The baby was filmed during a January visit to a Nigerian primary health clinic, where Okara gave a seminar for local mothers. Helping parents feed their babies healthier food has been Okara’s mission for the past three years, ever since she went shopping for food for her own newborn daughter and was dismayed by the processed offerings. It inspired her to start a nutritional education company and online community called NomNom Babies, and to come to Harvard T.H. Chan School of Public Health last fall. Now weathering the COVID-19 pandemic back home in Nigeria, she’s thinking ahead to her next steps and recovering from a semester spent juggling the challenges of family responsibilities and adapting to online classes.

“I am impressed by how students and our professors adjusted pretty fast,” she said. “We didn’t stay stuck on the challenges of COVID-19; we adjusted and moved forward. It may not have been the way we preferred, but we got it going!”

Addressing babies’ nutritional gaps

Studies suggest that babies are hardwired to prefer sweet foods over bitter ones—perhaps as a protective mechanism to guard against consuming spoiled foods. But their preferences are still pretty malleable. What they are given by their parents at a very young age can establish preferences for healthy or unhealthy food that last a lifetime—with potentially significant health consequences.

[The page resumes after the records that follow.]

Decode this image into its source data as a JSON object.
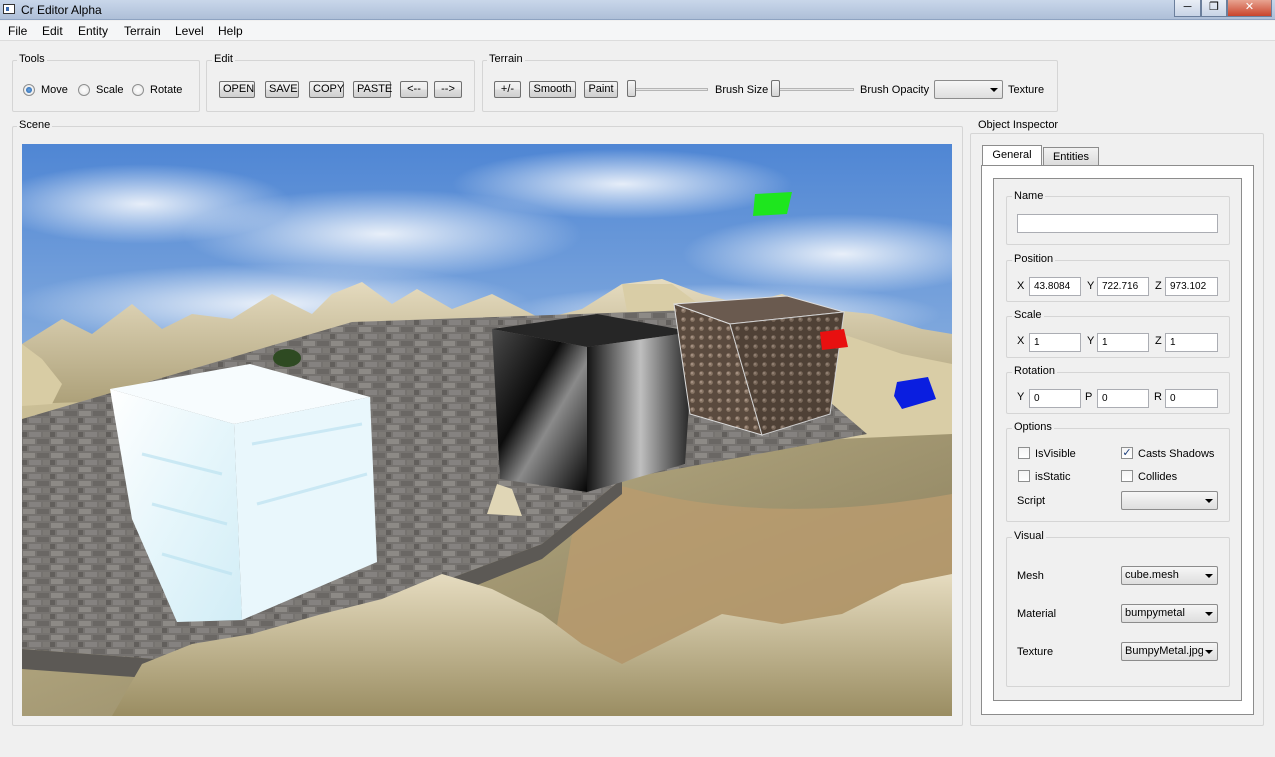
{
  "window": {
    "title": "Cr Editor Alpha",
    "min": "─",
    "max": "❐",
    "close": "✕"
  },
  "menu": [
    "File",
    "Edit",
    "Entity",
    "Terrain",
    "Level",
    "Help"
  ],
  "tools": {
    "title": "Tools",
    "options": [
      "Move",
      "Scale",
      "Rotate"
    ],
    "selected": "Move"
  },
  "edit": {
    "title": "Edit",
    "buttons": [
      "OPEN",
      "SAVE",
      "COPY",
      "PASTE",
      "<--",
      "-->"
    ]
  },
  "terrain": {
    "title": "Terrain",
    "buttons": [
      "+/-",
      "Smooth",
      "Paint"
    ],
    "brush_size_label": "Brush Size",
    "brush_opacity_label": "Brush Opacity",
    "texture_label": "Texture",
    "texture_value": "",
    "brush_size_level": 0,
    "brush_opacity_level": 0
  },
  "scene": {
    "title": "Scene"
  },
  "inspector": {
    "title": "Object Inspector",
    "tabs": [
      "General",
      "Entities"
    ],
    "active_tab": "General",
    "name": {
      "title": "Name",
      "value": ""
    },
    "position": {
      "title": "Position",
      "x_label": "X",
      "y_label": "Y",
      "z_label": "Z",
      "x": "43.8084",
      "y": "722.716",
      "z": "973.102"
    },
    "scale": {
      "title": "Scale",
      "x_label": "X",
      "y_label": "Y",
      "z_label": "Z",
      "x": "1",
      "y": "1",
      "z": "1"
    },
    "rotation": {
      "title": "Rotation",
      "y_label": "Y",
      "p_label": "P",
      "r_label": "R",
      "y": "0",
      "p": "0",
      "r": "0"
    },
    "options": {
      "title": "Options",
      "is_visible_label": "IsVisible",
      "is_visible": false,
      "casts_shadows_label": "Casts Shadows",
      "casts_shadows": true,
      "is_static_label": "isStatic",
      "is_static": false,
      "collides_label": "Collides",
      "collides": false,
      "script_label": "Script",
      "script_value": ""
    },
    "visual": {
      "title": "Visual",
      "mesh_label": "Mesh",
      "mesh_value": "cube.mesh",
      "material_label": "Material",
      "material_value": "bumpymetal",
      "texture_label": "Texture",
      "texture_value": "BumpyMetal.jpg"
    }
  },
  "colors": {
    "sky": "#5f90d2",
    "marker_green": "#1ee61e",
    "marker_red": "#e81010",
    "marker_blue": "#0a1ee0"
  }
}
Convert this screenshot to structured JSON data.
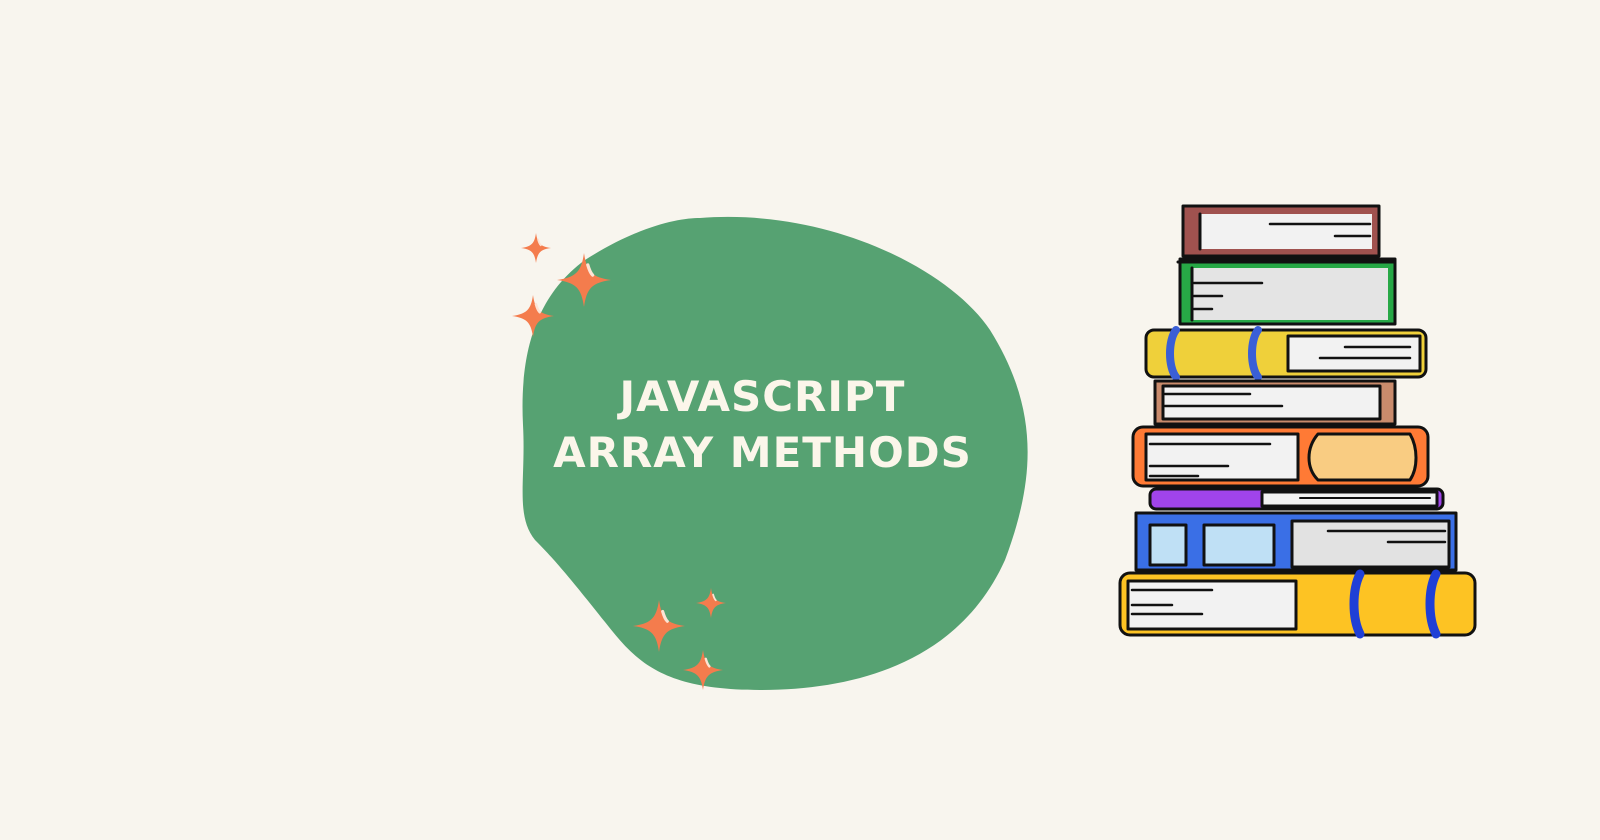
{
  "title": {
    "line1": "JAVASCRIPT",
    "line2": "ARRAY METHODS"
  },
  "colors": {
    "background": "#f8f5ee",
    "blob": "#56a272",
    "sparkle": "#f47c4d",
    "title_text": "#fbf6ea"
  },
  "icons": [
    "sparkle-icon",
    "book-stack-illustration"
  ]
}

Okara describes her childhood self as a picky eater. While she was growing up in Benin City, Nigeria, her grandparents used facial scarifications on her, a common local practice thought to be a remedy for children with bad feeding habits and regular illnesses. Although they meant the best for her, she said, she resolved that she would do things differently for her own children.

After graduating from Benson Idahosa University, Nigeria, with a degree in microbiology, Okara worked for oil company Chevron as a health, environment, and safety specialist. After she had her first daughter, she began avidly researching recipes for healthy baby food purees out of organic fruits and vegetables. Soon, other mothers started asking her for tips.

“Nutritional counseling and help accessing healthy foods are big gaps in Nigeria,” she said. “Mothers want good health for their children, but so many can’t afford good food and lack knowledge about nutritional basics.” In cities, especially, she saw that traditional diets were being replaced by unhealthy packaged foods.

To offer an alternative to commercial baby food, Okara launched NomNom Babies online in 2018. Through the platform, she has built up a community of more than 400 mothers from Nigeria and elsewhere who subscribe for recipes and nutritional advice. She hopes to eventually produce the organic fruit and vegetable purees, and partner with a government agency to distribute them to underserved populations at a reduced cost.

An ‘eye opener’

Okara chose to come to Harvard Chan School to learn technical skills and policy ideas to help her build her company, and reveled in the opportunities offered during her fall semester on campus. She attended the School’s Nutrition and Global Health Symposium, and went on a trip to Washington, D.C., organized by the School’s Office of Career Advancement to visit public health organizations and meet with Harvard Chan School graduates.

She called what she’s learned about nutrition at the School “an eye-opener. It’s not enough to just provide a service, which was what I was doing. It’s important to understand how drivers like racial discrimination, cultural beliefs, poverty, and maternal education determine food choices and preferences for families, globally”

“Latifat came to Harvard Chan with a clear-cut goal,” said Christopher Duggan, professor in the Departments of Nutrition and Global Health and Population. “She has made numerous personal sacrifices to attain her education here, and I am excited to see where her training takes her.”

Okara, who is in the MPH-65 program, will finish her coursework in the fall semester. This summer, she’s working on a practicum with the World Bank, where she will be taking a deep dive into primary health care initiatives to alleviate malnutrition in children under five living in low- and middle-income countries

One of the highlights of her experience at the School has been learning from the diverse life experiences of her fellow students, she said. “Everyone wants to make a positive impact on the world. You just can’t help but to think positively, as well.”

Amy Roeder

Photo: Kent Dayton